Tuesday, November 11, 2008

What is sprint planning about?

There is a good discussion forming on the VersionOne google group about sprint planning. As people were starting to weigh in, I found myself writing more than a forum response... so here's my blog post about it. On my last review, I cut chunks out of this to shorten it... so there is much more to say on this subject.

The following is a description based on my last environment since it was a more mature agile team. We always treated sprint planning as a time-boxed event.

A major goal of sprint planning is to make a commitment to what is intended to be delivered by the end of the sprint.
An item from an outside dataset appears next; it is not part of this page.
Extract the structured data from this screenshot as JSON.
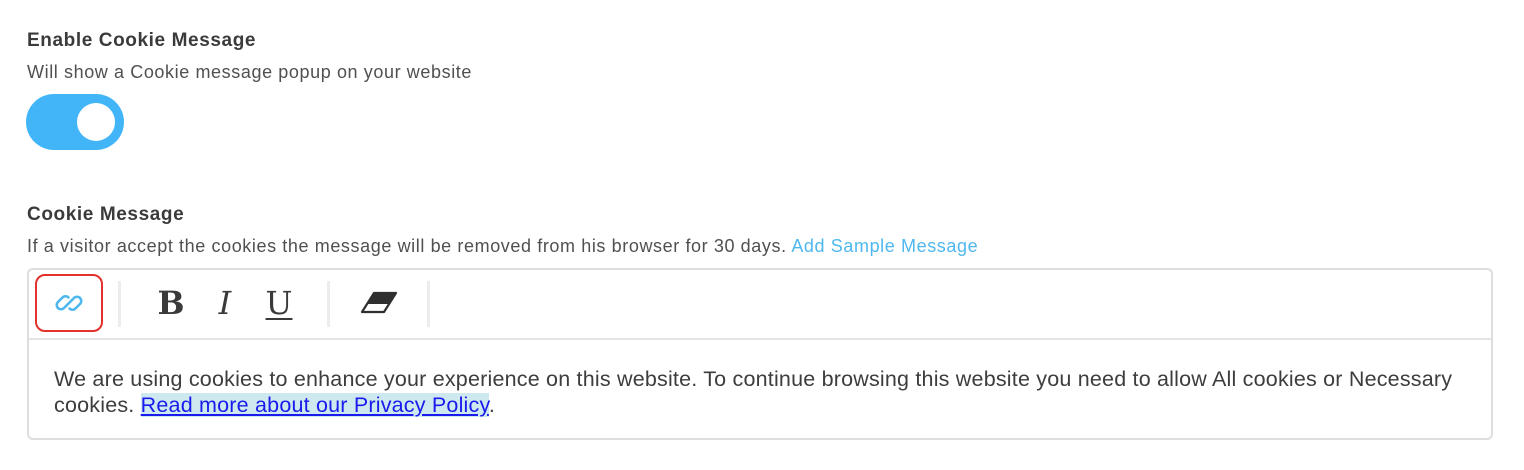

To do this, you:
  • need customer/team input on what items from prior sprints need revisiting before moving forward (incomplete stories)
  • need product owner/customer input on what is important to tackle next
  • need estimates on these items to understand relative size (unless everything is sized the same)
  • need an understanding of team velocity
Sometimes sprint planning will already have all these things completed (may happen throughout the sprint and during review), but if not, this should be the first focus during sprint planning.
  • First bullet, assess the realities of where you are. There might be items that were rejected during sprint review for whatever reason that now need follow-up work before being marked as DONE. Also, a mature team might have a few stories started for the next sprint because they've learned how to keep their cadence and view sprint boundaries as a point of measurement instead of a true work-stop.
  • Second bullet, have a prioritized backlog. It might shift throughout the sprint due to changing conditions from the market, the feedback from the users, or the complexities uncovered while building the software. This needs to be reviewed and updated so the team understands what is near the top of the list.
  • Third bullet, perform just in time design. As items were put on the backlog, enough design should have been done to estimate them in comparison to each other and properly size them. Now the design should be discussed further to insure that anyone on the team has an idea how they would tackle the work and could see themselves taking it on (but leave the black-box details to the folks doing the work during the sprint). If you have specialized resources, then it might be possible that only those resources need to be involved in that conversation (not my personal preference).
  • Fourth bullet, how much does the team normally get done? This is your velocity.
In an immature agile team (or one with current difficulties) this may be as far as you get during a time-boxed sprint planning session. The agile coach or scrum master can guide everyone on how it will go forward from there. Slice of the top an amount of work matching your velocity and go!

Of course this isn't optimal. So, if you were well-prepared and still have time after answering these questions... then what?

The team reviews the backlog and makes a selection of work they will target for the sprint. They should take into account things like removing risk earlier, not stumbling over each other in the code, the knowledge they have on the team, specialized resource bottlenecks, etc. This may lead the team to negotiate with the customer or product owner to skip over something at the top of the backlog for now.

This is the optimal minimum point to get to for sprint planning. A list of backlog items (stories) that the team has committed to tackling that is also acceptable to the customer / product owner. This is a set list that can be statused, monitored, and managed throughout the sprint. Because the team committed to it, there is a level of accountability that people will take responsibility for.

If you still have time in sprint planning, I've seen some groups break down the stories into tasks. If the team is mature, they can do this without knowing/caring who will do the work later (including task estimates). If not, then they might want to wait until someone picks the story up themselves. In really immature teams (technical immaturity, not necessarily agile), the architect or senior members may lay out the task work and estimates as a guide for the junior team members when they get to it. At this point, there's a lot of variance based on the team's needs, culture, skill sets, agile maturity, etc.

The bare minimum is that the team walks out of sprint planning with a commitment for sprint delivery that they can hold themselves accountable to. Explicitly this is a selection. Implicitly, this is the top group of stories that add up to their prior sprint's velocity.

No comments:

Post a Comment